US registers ‘deep concerns’ over Hezbollah’s growing sway in Lebanon
As Lebanese politicians near completion of new government, State Department official says terror group’s political allies giving it a ‘veneer of legitimacy’
The United States is worried about the growing influence of the Hezbollah terror group in Lebanon, a State Department official said Tuesday, as Lebanese politicians signaled they were nearing completion of forming a new government.
“We continue to have deep concerns regarding Hezbollah’s growing political power inside Lebanon,” the unnamed official told Reuters.
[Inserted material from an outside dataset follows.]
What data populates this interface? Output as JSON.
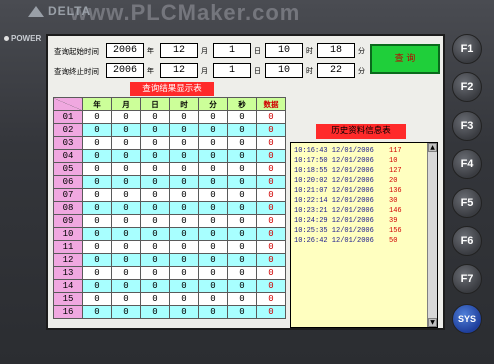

“We are concerned about the efforts of Hezbollah’s political allies that provide it with top cover and a veneer of legitimacy,” the official added.
In parliamentary elections in May, the first in Lebanon in nine years, Shiite Hezbollah and its allies won more than 70 of 128 seats in parliament, dealing a blow to the Western-backed Sunni Prime Minister Saad Hariri.
The sides have since been at odds over the makeup of a new government, with Hezbollah pushing for a cabinet post for one of its Sunni partners, in a demand rejected by Hariri.
As part of a compromise deal, the cabinet position will not go to the Hezbollah-aligned Sunnis themselves but rather a representative for them, according to Reuters. In exchange, Hariri will recognize their status as an independent Sunni political grouping.
In a first, the Iran-backed Hezbollah is likely to get three ministries in the next government, up from two.
A number of Lebanese politicians said Tuesday that the new government could be finalized in the coming days.
The unnamed US official told Reuters that the US also hopes for cooperative relations with the next government on issues of mutual concern.
“We hope Lebanon’s next government will build a stable and secure Lebanon that is committed to peace, responsive to the needs of the Lebanese people, and working with the United States on areas of mutual interest,” the official said.
The push to finalize Lebanon’s next government comes amid an operation by the Israeli military to locate cross-border attack tunnels Israel says were dug by Hezbollah.
The United Nations Security Council will convene Wednesday to discuss the discovery of the tunnels, Israel’s UN mission said Tuesday.
The discussion, requested by Israel and the United States, will begin at 10 a.m. local time (5 p.m. Israel time) on Wednesday.
Israel has so far uncovered four passages crossing into Israel from Lebanon, and the UNIFIL peacekeeping force has confirmed their existence and acknowledged that the tunnels violate UN resolution 1701, adopted at the end of the 2006 Second Lebanon War. UNIFIL said Tuesday at least two of the tunnels crossed into Israeli territory.
Israel launched Operation Northern Shield, its effort to find and destroy the tunnels it attributes to the Iran-backed terrorist group, earlier this month.
The operation has raised prospects of a possible fresh conflict on the volatile border, though Lebanon has downplayed chances of war, so long as Israeli troops do not cross its territory. UN peacekeepers, meanwhile, have stepped up their patrols to ensure that the frontier remains calm.
The military said it believes the tunnels were meant to be used by Hezbollah as a surprise component of an opening salvo in a future war, to allow dozens or hundreds of terrorists into Israel, alongside a mass infiltration of operatives above-ground and the launching of rockets, missiles, and mortar shells at northern Israel.